A U.S. magistrate judge Thursday found former Army Lt. Dan Choi, a gay rights activist who became famous for being discharged under the military's ''Don't Ask, Don't Tell'' (DADT) policy following his coming out on national television, guilty of failing to obey an order of a law enforcement agent during a 2010 protest against DADT where Choi chained himself to the White House fence.
Magistrate Judge John M. Facciola found Choi ''guilty beyond a reasonable doubt'' and fined him $100, which Choi loudly announced he was refusing to pay. As Facciola was exiting the courtroom, Choi asked Facciola to send him to jail, a request to which Facciola did not respond.
Dan Choi outside the U.S. district court prior to his trial, with Rev. C.T. Vivian (right).
(Photo by Rick Rosendall)
As Choi left the courtroom Thursday afternoon, the courtroom audience, filled with Choi's family, friends and fellow LGBT activists, burst into a round of applause as Choi loudly announced, from amid a pack of deputies from the U.S. Marshals Service, ''I am not guilty, and I am not ashamed, and I am not finished.''
The guilty verdict brought an end to a nearly three-year struggle for Choi, who, following his arrest with 12 other activists on Nov. 15, 2010, was charged in U.S. District Court with failing to obey a lawful order. But Choi had been arrested in March and April of 2010 during similar protests, for which he was charged in D.C. Superior Court. The D.C. Attorney General's Office later dropped those charges, in part because the office determined that the ledge on which the White House fence sits and where Choi and his fellow protesters had been standing did not constitute part of the sidewalk. The order issued by U.S. Park Police in all three incidents was for the protesters to ''leave the sidewalk'' around the White House.
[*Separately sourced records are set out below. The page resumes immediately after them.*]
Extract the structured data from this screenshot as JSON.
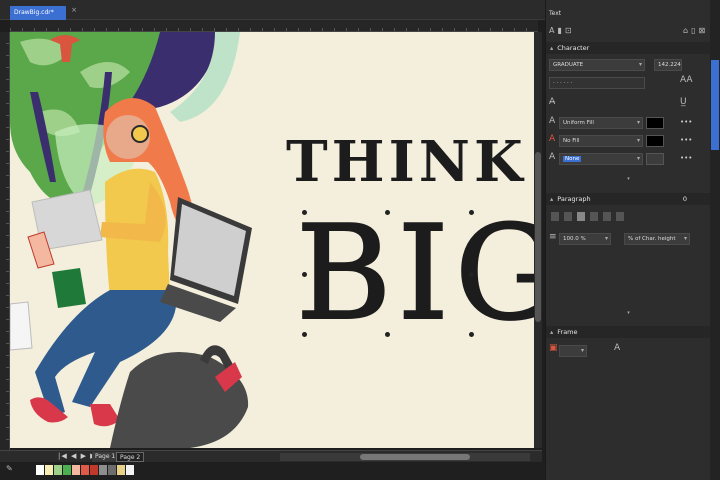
{
  "document": {
    "tab_label": "DrawBig.cdr*",
    "close_glyph": "×"
  },
  "canvas": {
    "headline_line1": "THINK",
    "headline_line2": "BIG"
  },
  "pages": {
    "nav_glyphs": "|◀ ◀ ▶ ▶| ⊞",
    "tabs": [
      "Page 1",
      "Page 2"
    ]
  },
  "palette": [
    "#ffffff",
    "#f6eeb4",
    "#9fd08a",
    "#4caf50",
    "#f4b8a0",
    "#e05a4a",
    "#c0392b",
    "#8e8e8e",
    "#6d6d6d",
    "#e8d28a",
    "#f2f2f2"
  ],
  "panel": {
    "title": "Text",
    "character": {
      "header": "Character",
      "font": "GRADUATE",
      "size": "142.224",
      "style": "· · · · · ·",
      "fill_type": "Uniform Fill",
      "bg_fill_type": "No Fill",
      "outline": "None"
    },
    "paragraph": {
      "header": "Paragraph",
      "value": "0",
      "line_spacing": "100.0 %",
      "spacing_unit": "% of Char. height"
    },
    "frame": {
      "header": "Frame"
    }
  },
  "colors": {
    "accent": "#3b6fd1",
    "canvas_bg": "#f3efdc",
    "panel_bg": "#2d2d2d"
  }
}
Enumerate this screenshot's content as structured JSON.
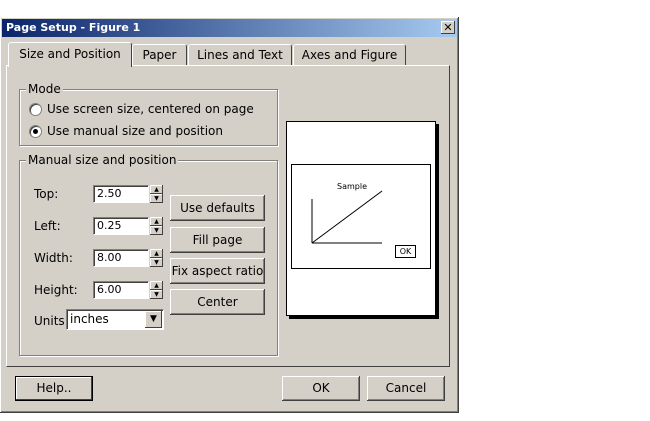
{
  "window": {
    "title": "Page Setup - Figure 1",
    "close_glyph": "✕"
  },
  "tabs": [
    {
      "label": "Size and Position",
      "active": true
    },
    {
      "label": "Paper",
      "active": false
    },
    {
      "label": "Lines and Text",
      "active": false
    },
    {
      "label": "Axes and Figure",
      "active": false
    }
  ],
  "mode": {
    "legend": "Mode",
    "options": [
      {
        "label": "Use screen size, centered on page",
        "selected": false
      },
      {
        "label": "Use manual size and position",
        "selected": true
      }
    ]
  },
  "manual": {
    "legend": "Manual size and position",
    "fields": [
      {
        "label": "Top:",
        "value": "2.50"
      },
      {
        "label": "Left:",
        "value": "0.25"
      },
      {
        "label": "Width:",
        "value": "8.00"
      },
      {
        "label": "Height:",
        "value": "6.00"
      }
    ],
    "units_label": "Units:",
    "units_value": "inches",
    "buttons": {
      "use_defaults": "Use defaults",
      "fill_page": "Fill page",
      "fix_aspect": "Fix aspect ratio",
      "center": "Center"
    }
  },
  "preview": {
    "sample_label": "Sample",
    "ok_label": "OK"
  },
  "footer": {
    "help": "Help..",
    "ok": "OK",
    "cancel": "Cancel"
  },
  "colors": {
    "title_bar_start": "#0a246a",
    "title_bar_end": "#a6caf0",
    "dialog_face": "#d4d0c8"
  }
}
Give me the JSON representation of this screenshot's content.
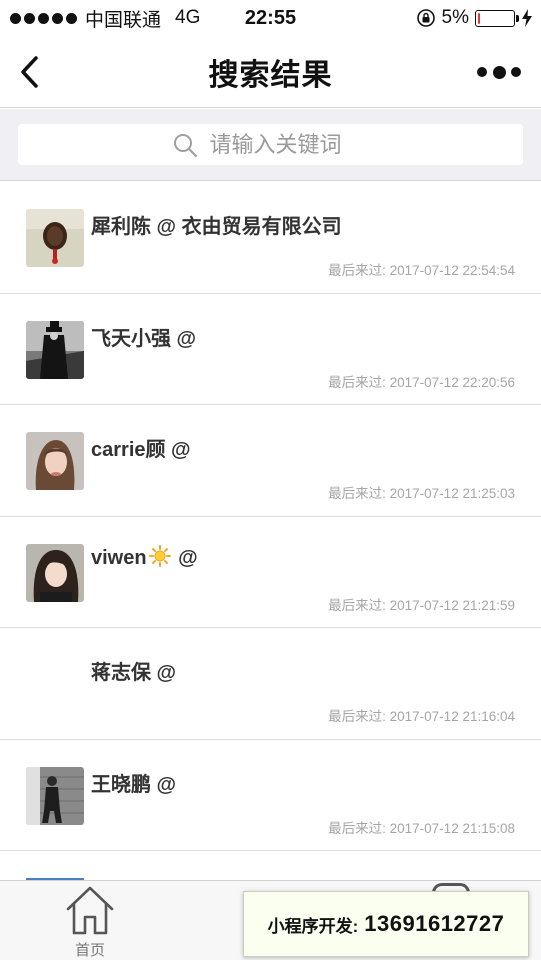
{
  "status_bar": {
    "carrier": "中国联通",
    "network": "4G",
    "time": "22:55",
    "battery_percent": "5%",
    "battery_level": 0.05,
    "battery_color": "#e53935"
  },
  "nav": {
    "title": "搜索结果",
    "back_icon": "chevron-left-icon",
    "more_icon": "more-dots-icon"
  },
  "search": {
    "placeholder": "请输入关键词",
    "value": ""
  },
  "results": [
    {
      "name": "犀利陈 @ 衣由贸易有限公司",
      "time_label": "最后来过:",
      "time": "2017-07-12 22:54:54",
      "has_avatar": true
    },
    {
      "name": "飞天小强 @",
      "time_label": "最后来过:",
      "time": "2017-07-12 22:20:56",
      "has_avatar": true
    },
    {
      "name": "carrie顾 @",
      "time_label": "最后来过:",
      "time": "2017-07-12 21:25:03",
      "has_avatar": true
    },
    {
      "name_prefix": "viwen",
      "name_suffix": "@",
      "name_emoji": "sun-icon",
      "time_label": "最后来过:",
      "time": "2017-07-12 21:21:59",
      "has_avatar": true
    },
    {
      "name": "蒋志保 @",
      "time_label": "最后来过:",
      "time": "2017-07-12 21:16:04",
      "has_avatar": false
    },
    {
      "name": "王晓鹏 @",
      "time_label": "最后来过:",
      "time": "2017-07-12 21:15:08",
      "has_avatar": true
    }
  ],
  "tab_bar": {
    "home_label": "首页",
    "home_icon": "home-icon"
  },
  "ad": {
    "label": "小程序开发:",
    "phone": "13691612727"
  }
}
Choi went to trial in August of 2011, but the case abruptly stopped and was indefinitely postponed for 19 months after Assistant U.S. Attorney Angela George informed Facciola she intended to file a writ of mandamus against him for allowing Choi's then-defense team of Robert Feldman and Norman Kent to investigate and pursue a defense of selective or vindictive prosecution by the government against Choi for actions related to his First Amendment rights.
Facciola had found there was prima facie evidence for vindictive prosecution, meaning enough evidence was presented to allow Choi's defense to pursue a claim. This would have allowed Choi's lawyers to ask the government to provide more documents and evidence investigating whether higher-level officials advised subordinates to try Choi in federal court as a way to try and silence him for the content of his speech.
But Chief Judge Royce C. Lamberth, the U.S. District Judge for the District of Columbia, ruled to issue the writ of mandamus, which prevented Facciola from taking into account whether prosecutors were treating Choi differently because he was openly gay and protesting, in full military uniform, the now-defunct DADT policy. This move essentially limited potential defenses available to Choi.
In court on Thursday, Choi represented himself, cross-examining witnesses and making a series of disjointed points in order to defend himself against the charge. But Choi seemed scattered throughout the exercise, at one point breaking down into tears as he showed the courtroom a video clip of ''The Rachel Maddow Show,'' the show on which he initially came out by publicly stating he was gay.
Following his tears, Choi got up and loudly told Facciola that he was ready for closing arguments. Facciola called a recess and ordered the parties to come back for closing arguments later that afternoon. Choi then had what several friends and observers characterized as a ''breakdown,'' during which deputies from the U.S. Marshals Service forced the audience to exit the courtroom.